Here in Colorado, spring is seemingly just around the corner and while it’s snowing on the day that I wrote this, the deciduous trees here on Daisy Hill are just starting to burst forth with greenery. That means that infrared season is just around the corner too.
Photography is all about lighting but where infrared photography is concerned you’re capturing images with invisible light, which is why comparisons to traditional photography are difficult. If you want to create a dramatic image, few things beat a beautiful sunrise photographed in color. The same scene photographed in infrared may be disappointing unless there’s some IR reflective subject matter to add interest. That’s because the “Wood Effect,” which is the bright to white reproduction of the chlorophyll layer of deciduous plants. The effect is named after infrared photography pioneer Robert W. Wood (1868-1955) and not after the material wood, which in fact does not strongly reflect infrared.
Rule of thumb: If the lighting in a scene looks great for standard photographs, then it’s probably not going to work for infrared. But don’t take my word for it—you need to experiment for yourself because you’ll never know for sure what the results will be.
There are no “official” subjects for digital IR photography; Please read my post ‘Best Subjects for Infrared Photography’ for my take on this. Sure, summertime landscapes with leafy trees, lots of grass, and puffy clouds often make a great infrared picture but don’t be confined to basic landscapes. Some photographer’s who are profiled in my book, “The Complete Guide to Digital Infrared Photography,” (see below) even like to shoot people in IR. The truth is that any subject is fair game if you want to produce IR images. My advice is to experiment and discover what works for you—the key words. You may be surprised at the variety of subject matter you can find for infrared photographs.

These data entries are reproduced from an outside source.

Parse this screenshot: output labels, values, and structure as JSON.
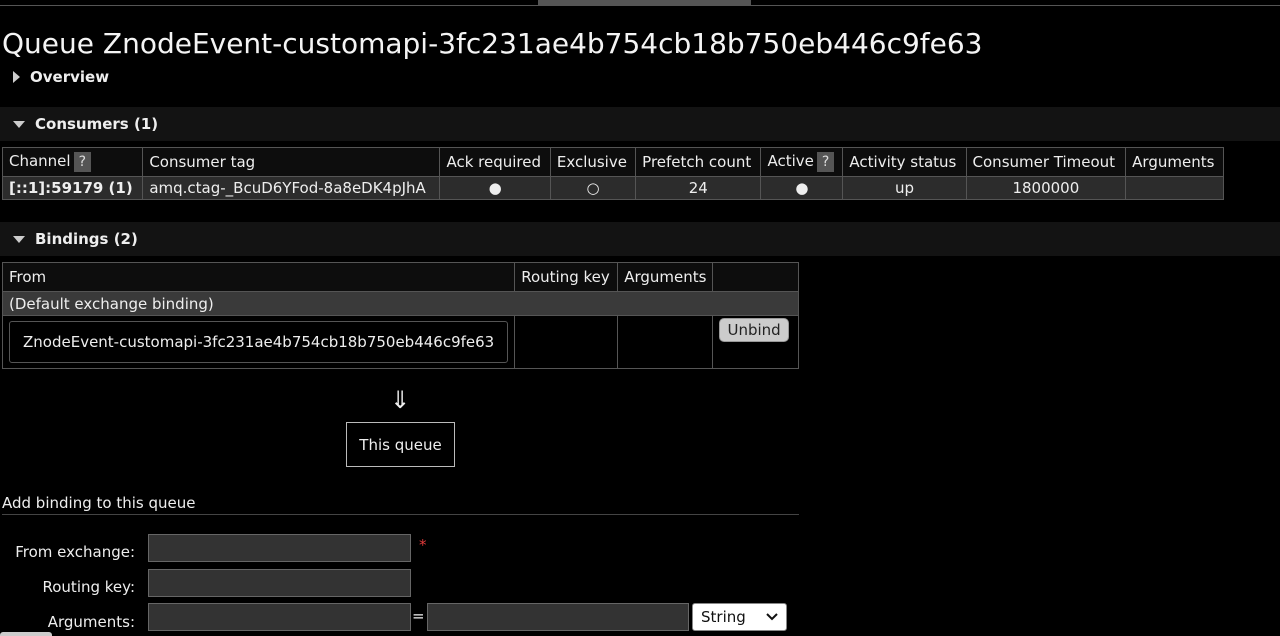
{
  "page": {
    "title": "Queue ZnodeEvent-customapi-3fc231ae4b754cb18b750eb446c9fe63"
  },
  "sections": {
    "overview": "Overview",
    "consumers": "Consumers (1)",
    "bindings": "Bindings (2)"
  },
  "consumers": {
    "headers": {
      "channel": "Channel",
      "consumer_tag": "Consumer tag",
      "ack_required": "Ack required",
      "exclusive": "Exclusive",
      "prefetch_count": "Prefetch count",
      "active": "Active",
      "activity_status": "Activity status",
      "consumer_timeout": "Consumer Timeout",
      "arguments": "Arguments"
    },
    "help_mark": "?",
    "rows": [
      {
        "channel": "[::1]:59179 (1)",
        "consumer_tag": "amq.ctag-_BcuD6YFod-8a8eDK4pJhA",
        "ack_required": "●",
        "exclusive": "○",
        "prefetch_count": "24",
        "active": "●",
        "activity_status": "up",
        "consumer_timeout": "1800000",
        "arguments": ""
      }
    ]
  },
  "bindings": {
    "headers": {
      "from": "From",
      "routing_key": "Routing key",
      "arguments": "Arguments"
    },
    "default_binding": "(Default exchange binding)",
    "rows": [
      {
        "from": "ZnodeEvent-customapi-3fc231ae4b754cb18b750eb446c9fe63",
        "routing_key": "",
        "arguments": "",
        "action": "Unbind"
      }
    ],
    "arrow": "⇓",
    "this_queue": "This queue"
  },
  "add_binding": {
    "title": "Add binding to this queue",
    "from_exchange_label": "From exchange:",
    "from_exchange_value": "",
    "required_mark": "*",
    "routing_key_label": "Routing key:",
    "routing_key_value": "",
    "arguments_label": "Arguments:",
    "arguments_key_value": "",
    "equals": "=",
    "arguments_value": "",
    "type_selected": "String"
  },
  "colors": {
    "background": "#000000",
    "row_bg": "#2c2c2c",
    "required": "#e23b3b"
  }
}
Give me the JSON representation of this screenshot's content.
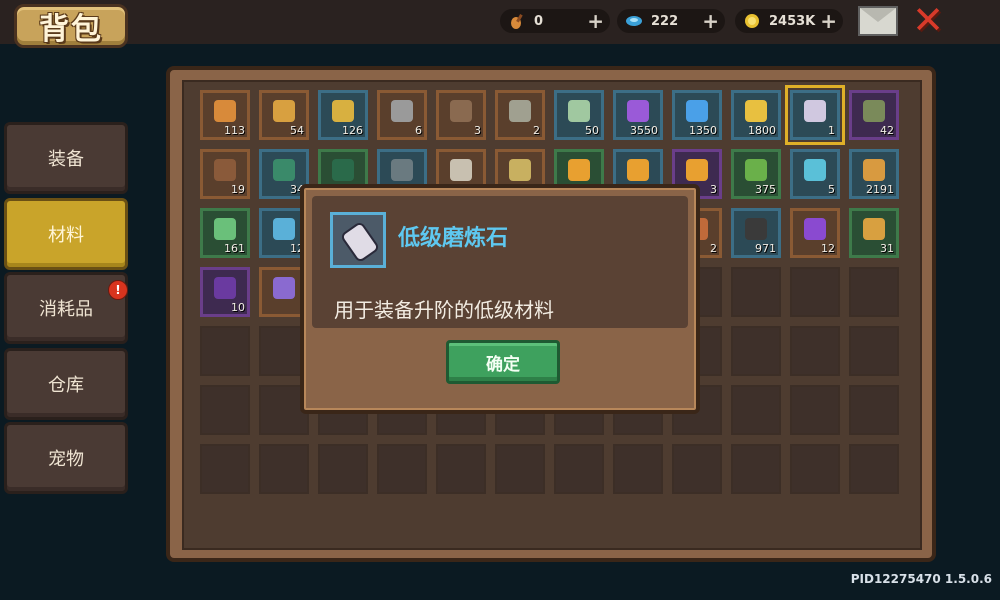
{
  "header": {
    "title": "背包"
  },
  "currencies": [
    {
      "name": "violin-token",
      "value": "0",
      "plus": "+",
      "color": "#d88a3a"
    },
    {
      "name": "gem",
      "value": "222",
      "plus": "+",
      "color": "#3aa0d8"
    },
    {
      "name": "gold-coin",
      "value": "2453K",
      "plus": "+",
      "color": "#e8c030"
    }
  ],
  "sidebar": {
    "items": [
      {
        "label": "装备",
        "active": false
      },
      {
        "label": "材料",
        "active": true
      },
      {
        "label": "消耗品",
        "active": false,
        "badge": "!"
      },
      {
        "label": "仓库",
        "active": false
      },
      {
        "label": "宠物",
        "active": false
      }
    ]
  },
  "inventory": {
    "rows": [
      [
        {
          "icon": "key-icon",
          "qty": "113",
          "frame": "brown",
          "color": "#d88a3a"
        },
        {
          "icon": "scroll-icon",
          "qty": "54",
          "frame": "brown",
          "color": "#d8a040"
        },
        {
          "icon": "coin-icon",
          "qty": "126",
          "frame": "blue",
          "color": "#d8b040"
        },
        {
          "icon": "orb-icon",
          "qty": "6",
          "frame": "brown",
          "color": "#9a9a9a"
        },
        {
          "icon": "scroll-icon",
          "qty": "3",
          "frame": "brown",
          "color": "#8a6a50"
        },
        {
          "icon": "stone-icon",
          "qty": "2",
          "frame": "brown",
          "color": "#a0a090"
        },
        {
          "icon": "crystal-icon",
          "qty": "50",
          "frame": "blue",
          "color": "#a0c8a0"
        },
        {
          "icon": "crystal-icon",
          "qty": "3550",
          "frame": "blue",
          "color": "#9a5ad8"
        },
        {
          "icon": "crystal-icon",
          "qty": "1350",
          "frame": "blue",
          "color": "#4aa0e8"
        },
        {
          "icon": "flame-icon",
          "qty": "1800",
          "frame": "blue",
          "color": "#e8c040"
        },
        {
          "icon": "whetstone-icon",
          "qty": "1",
          "frame": "blue",
          "color": "#d0c8e0",
          "selected": true
        },
        {
          "icon": "spiral-icon",
          "qty": "42",
          "frame": "purple",
          "color": "#7a8a5a"
        }
      ],
      [
        {
          "icon": "ring-icon",
          "qty": "19",
          "frame": "brown",
          "color": "#8a5a3a"
        },
        {
          "icon": "leaf-icon",
          "qty": "34",
          "frame": "blue",
          "color": "#3a8a6a"
        },
        {
          "icon": "drop-icon",
          "qty": "",
          "frame": "green",
          "color": "#2a6a4a"
        },
        {
          "icon": "box-icon",
          "qty": "",
          "frame": "blue",
          "color": "#6a7a80"
        },
        {
          "icon": "feather-icon",
          "qty": "",
          "frame": "brown",
          "color": "#c8c0b0"
        },
        {
          "icon": "shell-icon",
          "qty": "",
          "frame": "brown",
          "color": "#c8b060"
        },
        {
          "icon": "crown-icon",
          "qty": "",
          "frame": "green",
          "color": "#e8a030"
        },
        {
          "icon": "crown-icon",
          "qty": "",
          "frame": "blue",
          "color": "#e8a030"
        },
        {
          "icon": "crown-icon",
          "qty": "3",
          "frame": "purple",
          "color": "#e8a030"
        },
        {
          "icon": "leaf-icon",
          "qty": "375",
          "frame": "green",
          "color": "#6ab04a"
        },
        {
          "icon": "leaf-icon",
          "qty": "5",
          "frame": "blue",
          "color": "#5ac0d8"
        },
        {
          "icon": "pouch-icon",
          "qty": "2191",
          "frame": "blue",
          "color": "#d89a40"
        }
      ],
      [
        {
          "icon": "map-icon",
          "qty": "161",
          "frame": "green",
          "color": "#6ac07a"
        },
        {
          "icon": "map-icon",
          "qty": "12",
          "frame": "blue",
          "color": "#5ab0d8"
        },
        null,
        null,
        null,
        null,
        null,
        null,
        {
          "icon": "ore-icon",
          "qty": "2",
          "frame": "brown",
          "color": "#c06a3a"
        },
        {
          "icon": "ingot-icon",
          "qty": "971",
          "frame": "blue",
          "color": "#3a3a3a"
        },
        {
          "icon": "gem-shard-icon",
          "qty": "12",
          "frame": "brown",
          "color": "#8a4ad0"
        },
        {
          "icon": "map-icon",
          "qty": "31",
          "frame": "green",
          "color": "#d8a040"
        }
      ],
      [
        {
          "icon": "book-icon",
          "qty": "10",
          "frame": "purple",
          "color": "#6a3aa0"
        },
        {
          "icon": "book-icon",
          "qty": "",
          "frame": "brown",
          "color": "#8a6ad0"
        }
      ]
    ]
  },
  "modal": {
    "title": "低级磨炼石",
    "description": "用于装备升阶的低级材料",
    "confirm_label": "确定"
  },
  "footer": {
    "version": "PID12275470 1.5.0.6"
  }
}
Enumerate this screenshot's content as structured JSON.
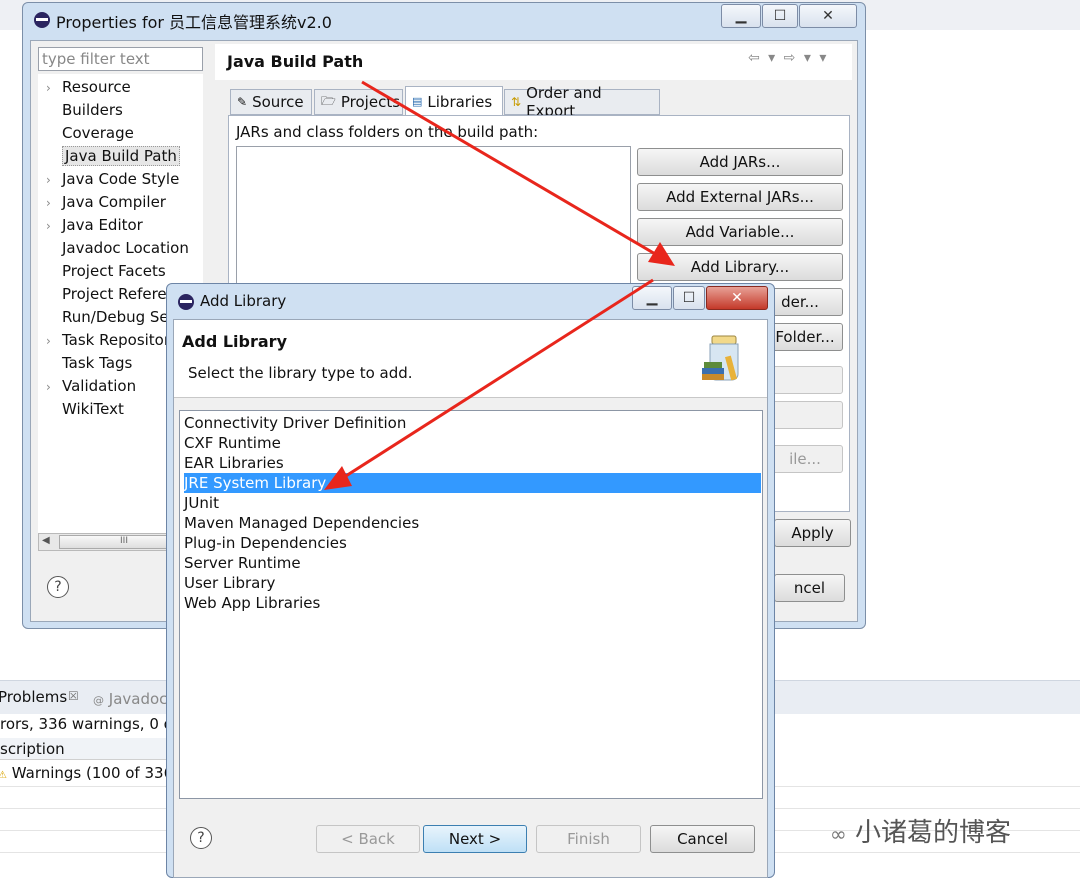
{
  "background": {
    "problems_tab": "Problems",
    "javadoc_tab": "Javadoc",
    "summary": "rors, 336 warnings, 0 ot",
    "description_header": "scription",
    "warnings_row": "Warnings (100 of 336"
  },
  "properties": {
    "title": "Properties for 员工信息管理系统v2.0",
    "filter_placeholder": "type filter text",
    "tree": [
      {
        "label": "Resource",
        "expandable": true
      },
      {
        "label": "Builders",
        "expandable": false
      },
      {
        "label": "Coverage",
        "expandable": false
      },
      {
        "label": "Java Build Path",
        "expandable": false,
        "selected": true
      },
      {
        "label": "Java Code Style",
        "expandable": true
      },
      {
        "label": "Java Compiler",
        "expandable": true
      },
      {
        "label": "Java Editor",
        "expandable": true
      },
      {
        "label": "Javadoc Location",
        "expandable": false
      },
      {
        "label": "Project Facets",
        "expandable": false
      },
      {
        "label": "Project Refere",
        "expandable": false
      },
      {
        "label": "Run/Debug Se",
        "expandable": false
      },
      {
        "label": "Task Repositor",
        "expandable": true
      },
      {
        "label": "Task Tags",
        "expandable": false
      },
      {
        "label": "Validation",
        "expandable": true
      },
      {
        "label": "WikiText",
        "expandable": false
      }
    ],
    "page_title": "Java Build Path",
    "tabs": [
      "Source",
      "Projects",
      "Libraries",
      "Order and Export"
    ],
    "active_tab": "Libraries",
    "jars_label": "JARs and class folders on the build path:",
    "side_buttons": [
      "Add JARs...",
      "Add External JARs...",
      "Add Variable...",
      "Add Library...",
      "der...",
      "Folder...",
      "ile..."
    ],
    "apply": "Apply",
    "cancel": "ncel",
    "help": "?"
  },
  "add_library": {
    "title": "Add Library",
    "header_title": "Add Library",
    "header_subtitle": "Select the library type to add.",
    "items": [
      "Connectivity Driver Definition",
      "CXF Runtime",
      "EAR Libraries",
      "JRE System Library",
      "JUnit",
      "Maven Managed Dependencies",
      "Plug-in Dependencies",
      "Server Runtime",
      "User Library",
      "Web App Libraries"
    ],
    "selected_item": "JRE System Library",
    "buttons": {
      "back": "< Back",
      "next": "Next >",
      "finish": "Finish",
      "cancel": "Cancel"
    },
    "help": "?"
  },
  "watermark": "小诸葛的博客",
  "colors": {
    "selection": "#3399ff",
    "arrow": "#e8261c",
    "dialog_frame": "#cfe0f2"
  }
}
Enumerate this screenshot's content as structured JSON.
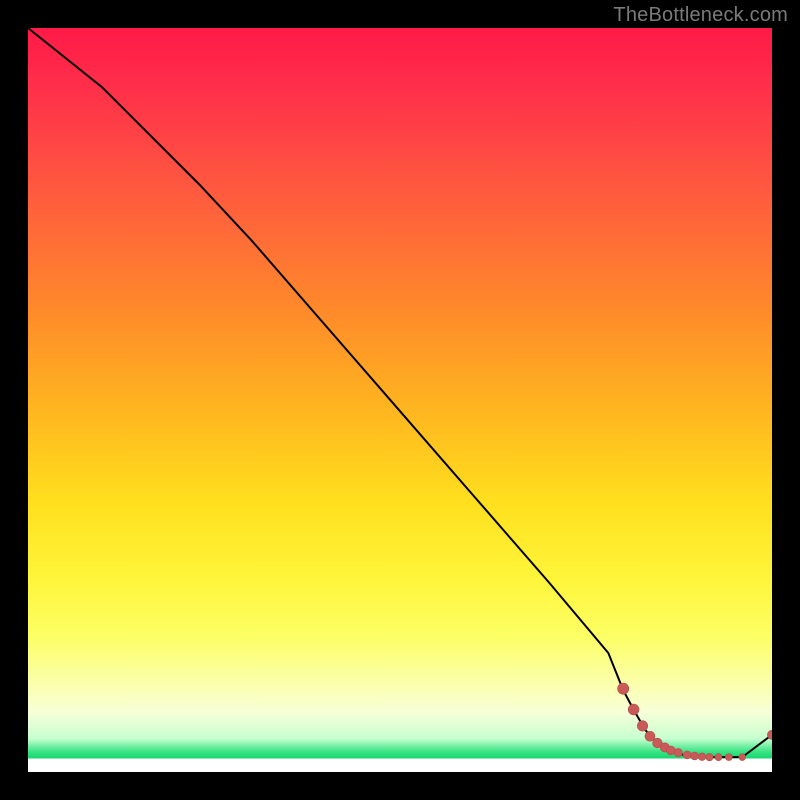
{
  "watermark": "TheBottleneck.com",
  "colors": {
    "line": "#000000",
    "markers": "#c95a57",
    "marker_stroke": "#b24c49",
    "bg_black": "#000000",
    "grad_top": "#ff1a47",
    "grad_mid": "#fff53a",
    "grad_green": "#16d76f"
  },
  "chart_data": {
    "type": "line",
    "title": "",
    "xlabel": "",
    "ylabel": "",
    "xlim": [
      0,
      100
    ],
    "ylim": [
      0,
      100
    ],
    "grid": false,
    "series": [
      {
        "name": "curve",
        "x": [
          0,
          10,
          23,
          30,
          40,
          50,
          60,
          70,
          78,
          80,
          81.5,
          83,
          84.3,
          85.5,
          87,
          88.5,
          90,
          91,
          92,
          93,
          94,
          95,
          96,
          100
        ],
        "values": [
          100,
          92,
          79,
          71.5,
          60,
          48.5,
          37,
          25.5,
          16,
          11,
          8.2,
          5.6,
          4.2,
          3.3,
          2.6,
          2.2,
          2.0,
          2.0,
          2.0,
          2.0,
          2.0,
          2.0,
          2.0,
          5.0
        ]
      }
    ],
    "markers": {
      "name": "cluster",
      "x": [
        80,
        81.4,
        82.6,
        83.6,
        84.6,
        85.6,
        86.4,
        87.4,
        88.6,
        89.6,
        90.6,
        91.6,
        92.8,
        94.2,
        96.0,
        100
      ],
      "values": [
        11.2,
        8.4,
        6.2,
        4.8,
        3.9,
        3.3,
        2.9,
        2.6,
        2.3,
        2.15,
        2.05,
        2.0,
        2.0,
        2.0,
        2.0,
        5.0
      ],
      "sizes": [
        5.6,
        5.4,
        5.2,
        5.0,
        4.8,
        4.6,
        4.4,
        4.2,
        4.0,
        3.9,
        3.8,
        3.7,
        3.6,
        3.5,
        3.4,
        4.6
      ]
    }
  }
}
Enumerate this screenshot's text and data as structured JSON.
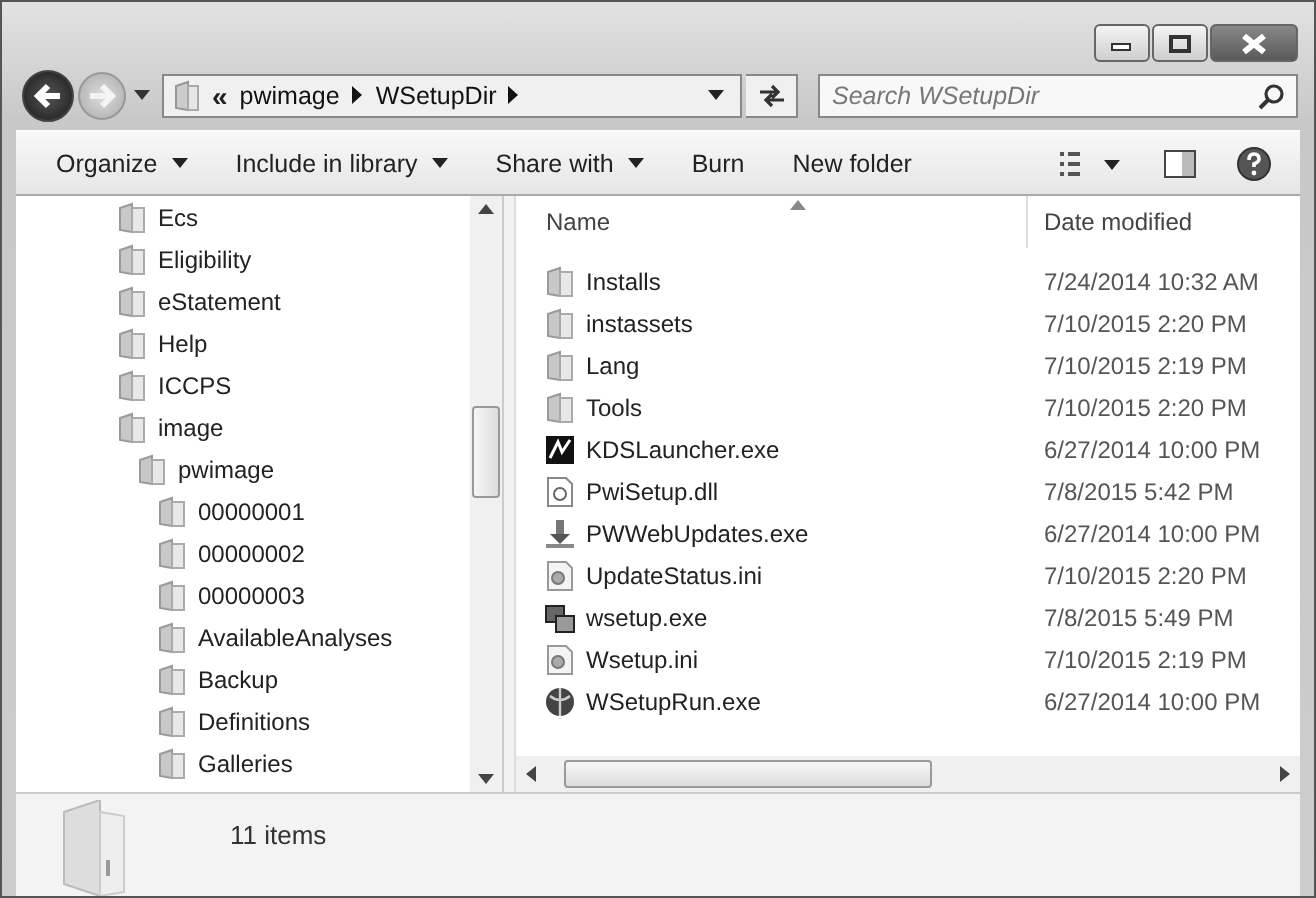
{
  "address": {
    "overflow": "«",
    "crumbs": [
      "pwimage",
      "WSetupDir"
    ]
  },
  "search": {
    "placeholder": "Search WSetupDir"
  },
  "toolbar": {
    "items": [
      {
        "label": "Organize",
        "dropdown": true
      },
      {
        "label": "Include in library",
        "dropdown": true
      },
      {
        "label": "Share with",
        "dropdown": true
      },
      {
        "label": "Burn",
        "dropdown": false
      },
      {
        "label": "New folder",
        "dropdown": false
      }
    ]
  },
  "tree": [
    {
      "label": "Ecs"
    },
    {
      "label": "Eligibility"
    },
    {
      "label": "eStatement"
    },
    {
      "label": "Help"
    },
    {
      "label": "ICCPS"
    },
    {
      "label": "image",
      "children": [
        {
          "label": "pwimage",
          "children": [
            {
              "label": "00000001"
            },
            {
              "label": "00000002"
            },
            {
              "label": "00000003"
            },
            {
              "label": "AvailableAnalyses"
            },
            {
              "label": "Backup"
            },
            {
              "label": "Definitions"
            },
            {
              "label": "Galleries"
            }
          ]
        }
      ]
    }
  ],
  "table": {
    "columns": [
      "Name",
      "Date modified"
    ],
    "rows": [
      {
        "kind": "folder",
        "name": "Installs",
        "date": "7/24/2014 10:32 AM"
      },
      {
        "kind": "folder",
        "name": "instassets",
        "date": "7/10/2015 2:20 PM"
      },
      {
        "kind": "folder",
        "name": "Lang",
        "date": "7/10/2015 2:19 PM"
      },
      {
        "kind": "folder",
        "name": "Tools",
        "date": "7/10/2015 2:20 PM"
      },
      {
        "kind": "app",
        "name": "KDSLauncher.exe",
        "date": "6/27/2014 10:00 PM"
      },
      {
        "kind": "dll",
        "name": "PwiSetup.dll",
        "date": "7/8/2015 5:42 PM"
      },
      {
        "kind": "installer",
        "name": "PWWebUpdates.exe",
        "date": "6/27/2014 10:00 PM"
      },
      {
        "kind": "ini",
        "name": "UpdateStatus.ini",
        "date": "7/10/2015 2:20 PM"
      },
      {
        "kind": "setup",
        "name": "wsetup.exe",
        "date": "7/8/2015 5:49 PM"
      },
      {
        "kind": "ini",
        "name": "Wsetup.ini",
        "date": "7/10/2015 2:19 PM"
      },
      {
        "kind": "globe",
        "name": "WSetupRun.exe",
        "date": "6/27/2014 10:00 PM"
      }
    ]
  },
  "status_bar": {
    "count": "11 items"
  }
}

My book, The Complete Guide to Digital Infrared Photography is currently out-of-print but used copies are available from Amazon for $19.95 as I write this. Creative Digital Monochrome Effects has a chapter on IR photography and is available from Amazon with new copies at $9.99 and used copies less than three bucks—a bargain for one of my favorite books.